For example, 401(k)s and traditional IRAs mandate that retirees begin making minimum withdrawals after age 70 1/2 (and remember, you’ll pay federal income tax on these withdrawals). A Roth IRA doesn’t require that you begin taking a minimum amount out at any age. In fact, if you’d like, you can allow your account to continue growing in value, thus taking the maximum advantage of the effects of time and compounding. You’ll remain in complete control of the distribution schedule with a Roth.

3. No age restrictions when contributing

A Roth IRA also provides advantages over the traditional IRA when it comes to contribution flexibility. With a Roth, workers and retirees can keep making contributions as long as they’d like. This means millennials, Gen Xers, baby boomers, and even current retirees could all open a Roth and contribute to it right now if they’d like (assuming they fall under the aforementioned income limits). In 2016, contribution limits were $5,500 for those age 49 and under, and $6,500 for persons age 50 and up.

On the other hand, Americans are required to stop making contributions to a traditional IRA in the year they turn 70 1/2. There are no age limits for contributing to a 401(k), but it does require seniors to remain employed in order to keep contributing.

Because people are living longer than ever, being able to contribute into your 70s could still net you, or your heirs, considerable wealth.

4. Access to your contributions

Additionally, Roth IRAs offer a lot of flexibility. Most retirement tools are pretty cut-and-dried when it comes to making contributions and taking distributions. If you take money before you reach the qualifying age, you’ll pay a penalty. Even the Roth IRA has a penalty in place for taking unqualified distributions early.

However, Roth IRAs also have a handful of exemptions that do allow you access to your money completely tax- and penalty-free. For instance, since your contributions to a Roth are in after-tax dollars, you can withdraw the amount you’ve contributed at any time completely penalty-free. This obviously isn’t a great idea given that you could be hampering your ability to grow your nest egg over time, but if you find yourself in a cash crunch, you always have access to the amount you’ve contributed to a Roth.

Other circumstances could also allow for penalty-free withdrawals before reaching age 59 1/2 (the qualifying age for Roth IRA withdrawals). For instance, paying back taxes, being disabled, or covering unreimbursed medical expenses that exceed 10% of your adjusted gross income (or 7.5% for people turning 65 or older in the 2016 tax year) allow for a penalty-free withdrawal.

5. Long-term mindset

Finally — and this isn’t necessarily a unique component of the Roth, but is a big reason why it’s such a great retirement tool — the Roth IRA has a five-year rule in place that encourages a long-term mindset among investors.
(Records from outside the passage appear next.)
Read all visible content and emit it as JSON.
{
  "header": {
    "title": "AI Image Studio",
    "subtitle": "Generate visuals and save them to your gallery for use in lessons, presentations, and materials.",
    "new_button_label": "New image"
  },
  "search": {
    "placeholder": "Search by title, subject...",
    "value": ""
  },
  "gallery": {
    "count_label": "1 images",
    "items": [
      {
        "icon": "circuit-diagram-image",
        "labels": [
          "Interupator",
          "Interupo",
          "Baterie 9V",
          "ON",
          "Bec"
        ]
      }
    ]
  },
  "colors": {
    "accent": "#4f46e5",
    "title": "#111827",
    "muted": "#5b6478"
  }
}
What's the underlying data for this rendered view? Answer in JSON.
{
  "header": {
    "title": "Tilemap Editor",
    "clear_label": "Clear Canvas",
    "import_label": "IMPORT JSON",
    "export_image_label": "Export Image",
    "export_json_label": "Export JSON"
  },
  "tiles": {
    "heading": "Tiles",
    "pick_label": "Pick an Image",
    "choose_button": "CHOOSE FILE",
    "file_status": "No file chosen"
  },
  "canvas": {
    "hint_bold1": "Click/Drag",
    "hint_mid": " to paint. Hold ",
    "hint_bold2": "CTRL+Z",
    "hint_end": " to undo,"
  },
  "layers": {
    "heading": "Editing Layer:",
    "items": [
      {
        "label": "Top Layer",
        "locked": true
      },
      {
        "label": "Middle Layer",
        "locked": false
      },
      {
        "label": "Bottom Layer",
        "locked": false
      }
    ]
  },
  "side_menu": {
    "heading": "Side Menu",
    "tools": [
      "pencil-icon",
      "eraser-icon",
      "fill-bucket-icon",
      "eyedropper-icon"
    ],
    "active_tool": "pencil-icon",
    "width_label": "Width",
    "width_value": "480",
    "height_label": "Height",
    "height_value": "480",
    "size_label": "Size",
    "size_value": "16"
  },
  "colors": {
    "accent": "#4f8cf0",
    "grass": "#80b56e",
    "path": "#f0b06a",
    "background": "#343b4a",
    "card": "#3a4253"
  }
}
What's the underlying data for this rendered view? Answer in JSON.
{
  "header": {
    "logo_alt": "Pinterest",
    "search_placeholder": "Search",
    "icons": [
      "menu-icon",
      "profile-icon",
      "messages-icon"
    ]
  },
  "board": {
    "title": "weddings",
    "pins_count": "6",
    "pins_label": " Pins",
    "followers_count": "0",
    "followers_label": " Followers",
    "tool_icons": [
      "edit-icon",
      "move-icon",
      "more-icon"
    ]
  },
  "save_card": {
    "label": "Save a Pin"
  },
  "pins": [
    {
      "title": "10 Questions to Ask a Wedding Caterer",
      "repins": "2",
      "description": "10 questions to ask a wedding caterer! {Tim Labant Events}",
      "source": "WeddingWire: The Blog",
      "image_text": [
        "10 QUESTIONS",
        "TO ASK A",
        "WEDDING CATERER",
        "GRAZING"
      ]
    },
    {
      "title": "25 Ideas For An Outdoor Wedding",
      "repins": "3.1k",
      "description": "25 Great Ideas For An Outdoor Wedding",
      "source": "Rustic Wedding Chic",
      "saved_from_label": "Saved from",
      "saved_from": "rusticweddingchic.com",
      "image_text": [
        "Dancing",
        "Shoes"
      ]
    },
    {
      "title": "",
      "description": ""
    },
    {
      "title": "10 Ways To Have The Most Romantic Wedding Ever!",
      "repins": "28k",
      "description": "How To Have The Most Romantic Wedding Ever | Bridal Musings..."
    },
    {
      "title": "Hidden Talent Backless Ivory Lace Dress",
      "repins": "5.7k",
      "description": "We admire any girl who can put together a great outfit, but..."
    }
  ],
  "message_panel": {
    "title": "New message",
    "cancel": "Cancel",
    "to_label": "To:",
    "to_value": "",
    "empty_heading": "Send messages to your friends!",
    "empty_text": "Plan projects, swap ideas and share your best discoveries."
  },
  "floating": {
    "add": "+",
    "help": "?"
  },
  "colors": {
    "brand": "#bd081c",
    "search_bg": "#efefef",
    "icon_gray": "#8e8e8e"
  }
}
The five-year rule mandates that five tax years must pass following a contribution before a qualified distribution can be made. This rule discourages account holders from diving in and out of their investments, which over time has proven not to be as successful as buying and holding quality investments over the long term.

If you need to get your retirement on track, arguably the smartest thing you can do is open a Roth IRA.

To Your Successful Retirement!

Michael Ginsberg, JD, CFP®